Dr. Tim Mitchell superintends a school district with a student body the size of the entire town of Pierre and a staff (teachers, sweepers, everybody) the size of Volga or Webster. As he discussed the Rapid City Area Schools’ property-tax opt-out yesterday at the Black Hills Forum and Press Club, he acknowledged that state law forbids him from doing anything but offering factual information about the opt-out. He cannot use his office or any public resources to promote the opt-out if it goes to a public vote (and my understanding is that petitioners are ready to go).
But listeners could tell Dr. Mitchell wants to advocate for his city of students and staff.
Mitchell’s people are doing good work. Rapid City schools are increasing the Native American graduation rate (but remember: in this difficult field, progress means rising from 34% to 39%). Overall attendance has improved from 94% to 95%. Indian education specialist Junior Bettelyoun has increased recruitment of Native American staff. Rapid City is beating the state and nation on average ACT scores.
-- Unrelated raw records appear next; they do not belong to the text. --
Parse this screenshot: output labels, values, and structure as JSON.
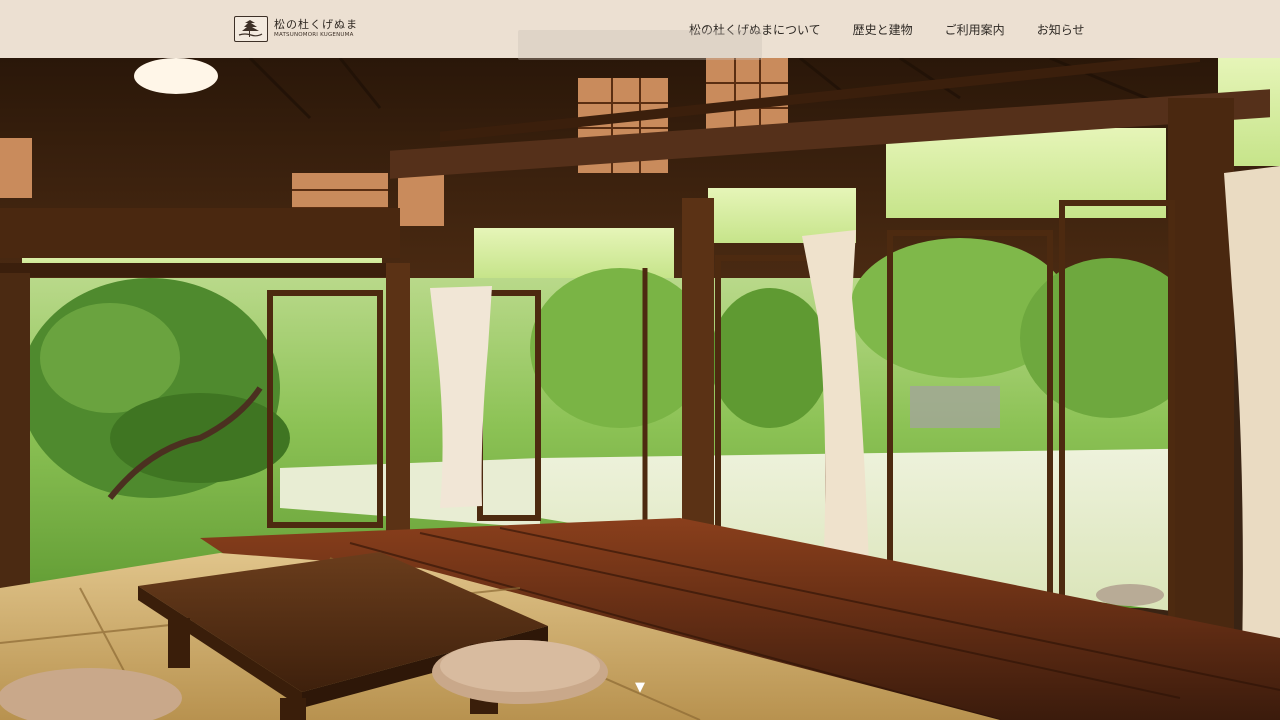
{
  "header": {
    "logo": {
      "title": "松の杜くげぬま",
      "subtitle": "MATSUNOMORI KUGENUMA"
    },
    "nav": [
      {
        "label": "松の杜くげぬまについて"
      },
      {
        "label": "歴史と建物"
      },
      {
        "label": "ご利用案内"
      },
      {
        "label": "お知らせ"
      }
    ]
  },
  "hero": {
    "scroll_indicator": "▼"
  },
  "colors": {
    "header_bg": "#ece0d2",
    "wood_dark": "#3a2414",
    "wood_mid": "#6b3c1c",
    "foliage": "#7fb84a",
    "tatami": "#d8b878"
  }
}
The district is on the Advanced Placement honor roll.
Mitchell’s people score these achievements in a district that exceeds the state average for “gap” students (poor, minority, special needs). Rapid City has more homeless students than Chamberlain, Mitchell’s previous district, has students.
Amidst these increasing needs, Dr. Mitchell has overseen a funding decline from a peak general fund of $82.4 million in FY2010 to a four-year flatline of $79 million. (Fall enrollment FY 2010: 13,126. Fall enrollment FY2014: 13,702.) Throughout his five-year tenure at Rapid City, Dr. Mitchell has had to do more with less. He’s had to continue the decade-plus trend that nearly every school in South Dakota has faced of cutting opportunities for students just to keep the lights on in the math and English classrooms.
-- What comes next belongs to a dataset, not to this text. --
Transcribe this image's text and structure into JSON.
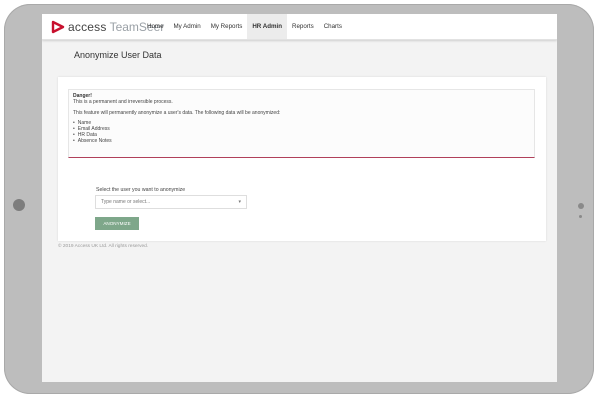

The six-million-dollar, five-year opt-out doesn’t put any of those lost opportunities back. Dr. Mitchell says the additional revenue will only let his school stop cutting and keep the programs, staff, and bus routes it has now. Overturn the opt-out, and Mitchell says the district will need to cut 85 staff.
RCAS board member Jeff Nelsen asked Superintendent Mitchell to address the suggestion some budget hawks make to cut extracurricular activities. Dr. Mitchell said Rapid City’s extracurriculars cost two million dollars, a third of the opt-out and a mere 4% of the total general fund. For that fractional investment, the community gets programs that impact every student, keep kids in school, and improve academic performance. And the district is already telling its coaches to cut their budgets 10%.
Asked about public charges that he lacks leadership, Dr. Mitchell said it is hard to “deconstruct education,” to “take programs away from kids.” The trade-offs, the pain of such actions, the knowledge that he is hurting the kids he is called to serve arouse emotion that caused him to pause in his speech, just as he said it causes him to pause in his decision-making process as he asks, Is this the best we can do for our kids? Must we really take all these programs away just to keep the school open?
If a referendum arises, Dr. Mitchell can’t advocate, but I will, and Rapid City parents should. Your stingy state is shortchanging your kids. Until Rapid City changes its legislators (that’s next year), Rapid City will have to reach into its own pockets to bear the cost of keeping rich educational opportunities for its kids.